Instead I want you and if not you, you need to remind your friends or clients that they are running for more than just a time. You are running for the process of that led up to that event, you are running for all of it's mental and physiological benefits, you a running to prove something, you are running because of the sense of enjoyment. Sometimes it doesn't pan out but when you follow a tailored training programme there is a very good chance it will. You will get that season's best (something I talk about passionately these day's with adult athletes).
To bring this back to the starting point, my preparation for Birmingham ended up being mediocre - poor but I was so excited to take part, the route was terrible for me and although Kate didn't mind it, I think it was just too undulating but hopefully some constructive feedback to Great Run will produce a fresher route next year.
I ran the first 3k at my pace, I didn't get caught up with the athletes around me...too much...I did still clock a 3:03 1k, a 1:59 half mile and a 6:20 mile but let's keep that between you and I for now. Despite my watch failing on the line, I kept my composure - pro tip - technology failure can happen and this is why I really value, pacing sessions on the track, for our Friday Night Track Club running crew. Keep calm, nothing has actually changed so monitor your running rate, ignore those around you and look out for physical distance markers coinciding with your watch. I noticed my watch logged that I had done 0.25km by the time I went passed the 1km sign.
This actually benefitted me in 3 ways.
It meant that firstly, I could check my pace based on the distance truly covered against the watch.
I found my running rhythm past the half-way point and left the pain and difficulties of the undulating course by doing maths to calculate my pace and expected time based on my watch being 750m behind.
It almost FORCED me to enjoy the run more. Immediately the pressure was lifted off me from running a faster time and although I made a concious effort to push, I wasn't getting downhearted by the fact I was 3 seconds off target pace, just because I was running up a 600m incline.
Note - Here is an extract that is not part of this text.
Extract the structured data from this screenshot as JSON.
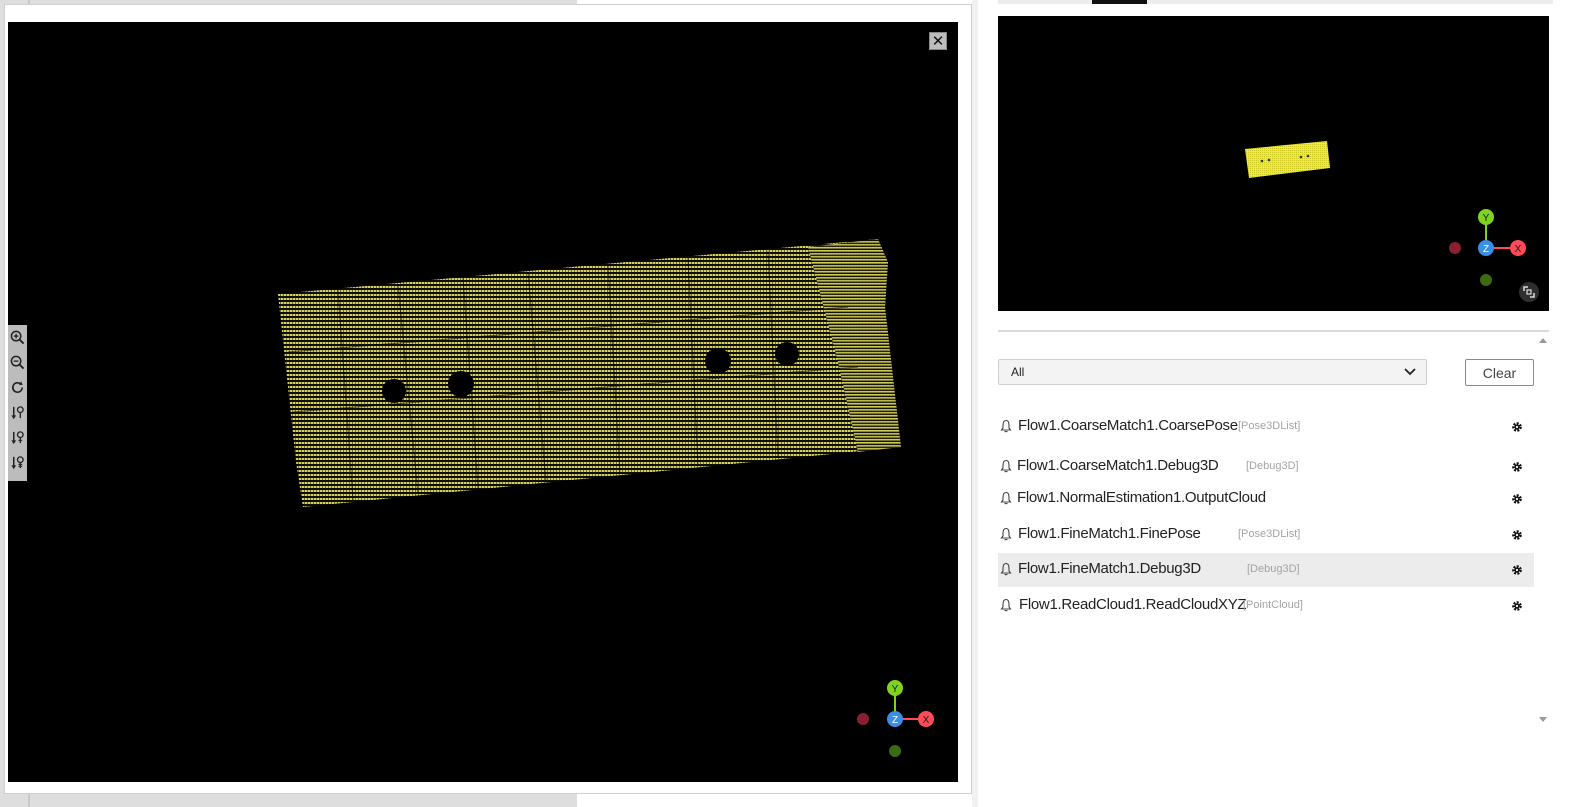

I kept Kate in my sights for the majority of the last 5km and it really fuelled me to see her around the 50 minute pacer, she wasn't going to lose too much ground heading into the last kilometre and therefore she was on for a big PB. It was only later did I find out just how big the PB was.
I really am a coach through and through. That's what I started to realise on those terrible inclines. I was modulating my cadence consistently to manage my energy and running economy, maintaining a slightly wider gait in the 6th and 7th km's where I felt tired and really to witness all our crew coming in with excellent performances, I was really proud.
I finished the race, I was happy with my performance even though it felt slower than my last 10k race time...then one of the club runners informed me I was actually 2 seconds faster. That's cool, I am really happy with that, it's not a PB, surprise surprise I didn't run 37 minutes and it's not sub-50 as were my initial hopes but I really enjoyed the whole journey and being surrounded by our running community was brilliant. To see three of the Friday Night Track Club runners achieve great PB's made me feel over the moon and to be honest for them to head back to the finish line to cheer me on as I came in a bit later, was amazing. The team spirit at Friday Night Track Club is just awesome, if you ever want to run with us, drop us a message to email@example.com and we'll get your membership started!
What next for you? Well if you want to try something, we've created the 7 Days of Running FREE Challenge, where we'll send programmes and bonuses directly to your inbox, just click HERE to register for it!
For now, I am out but make sure you...Train Hard!